Any UFT member interested in joining these support groups can email mapinfo@uft.org.

The platform is expanding, too. In the past week, the MAP team launched a separate support group for school nurses, which is now running twice a day every day, including on the weekends. Nurses are “feeling scared, tired and frustrated,” the UFT spokesman said. “Worried about themselves, their colleagues and their families.”

Teacher resilience

Puccio knows these virtual services are “different” than being able to grieve in person. Members used to “be able to just talk to each other and hug, and just be able to maybe go out after school and have dinner together to process their grief, or go to a funeral, or go to a shiva,” she said. “That doesn’t exist now. … Processing their grief and their sadness is so layered.”

Still, she’s inspired by members’ eagerness to band together, and by their resilience. It’s not uncommon for support group participants to swap contact information so they can stay in touch, she said. Some share how they’re maintaining structure in their lives, from nutrition to at-home exercise routines. (Many teachers also congregate on these local and national Facebook groups.)

“They really have always come out [on] top, even when they’ve personally been affected by COVID,” she said. “The kids are really their top priority, and wanting to just be the best they can for them without being physically together.”

UFT President Mulgrew chimed in on this point. “There are hundreds of thousands of amazing stories” of how educators are coming through for their students despite hardship, he wrote in a statement. “An [English as a second language] teacher from Brooklyn who tracked down a missing student in Colorado and still works with him because schools there are closed and he wasn’t registered. A Queens high school teacher who regularly heads to the Post Office to mail work and materials to students who haven’t or can’t log on.

“I could go on and on.”

To commemorate members lost to coronavirus, the union has created a “UFT Honors” page where you can view pictures and read or share memories of those who died.
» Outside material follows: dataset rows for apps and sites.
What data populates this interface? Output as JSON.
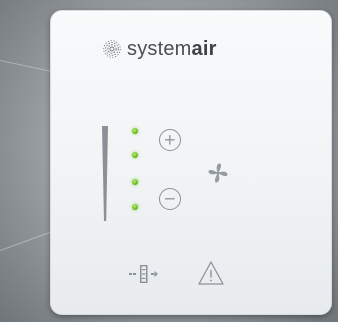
{
  "brand": {
    "name_prefix": "system",
    "name_suffix": "air",
    "logo_icon": "systemair-swirl-icon"
  },
  "fan_level": {
    "active_leds": 4,
    "total_leds": 4,
    "led_color": "#6fbf2a"
  },
  "controls": {
    "increase_icon": "plus-circle-icon",
    "decrease_icon": "minus-circle-icon",
    "fan_icon": "fan-icon",
    "filter_icon": "filter-icon",
    "alarm_icon": "warning-triangle-icon"
  },
  "colors": {
    "panel": "#f4f5f7",
    "icon_gray": "#8c9398",
    "logo_gray": "#4a4f54"
  }
}
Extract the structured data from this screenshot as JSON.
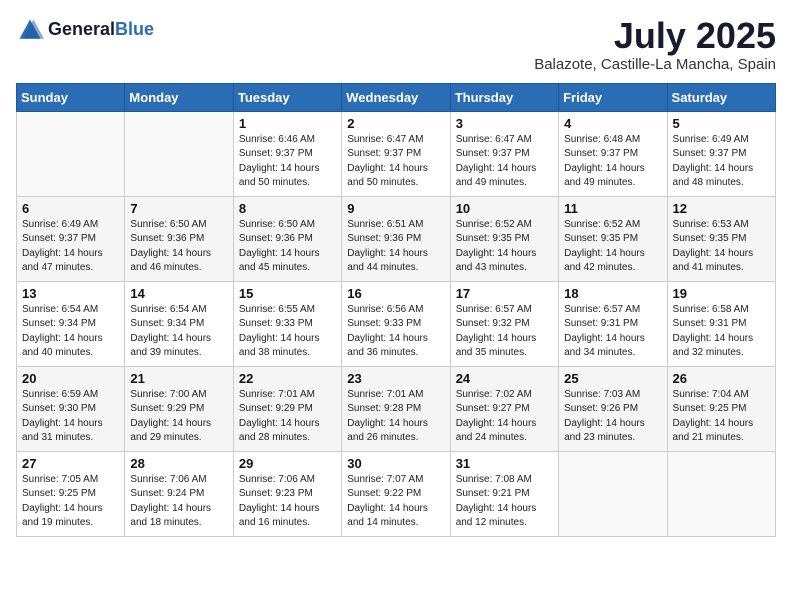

The AFT has also created an “In Memoriam” page that it is working to update.

Related

Sign up for The 74’s newsletter

Submit a Letter to the Editor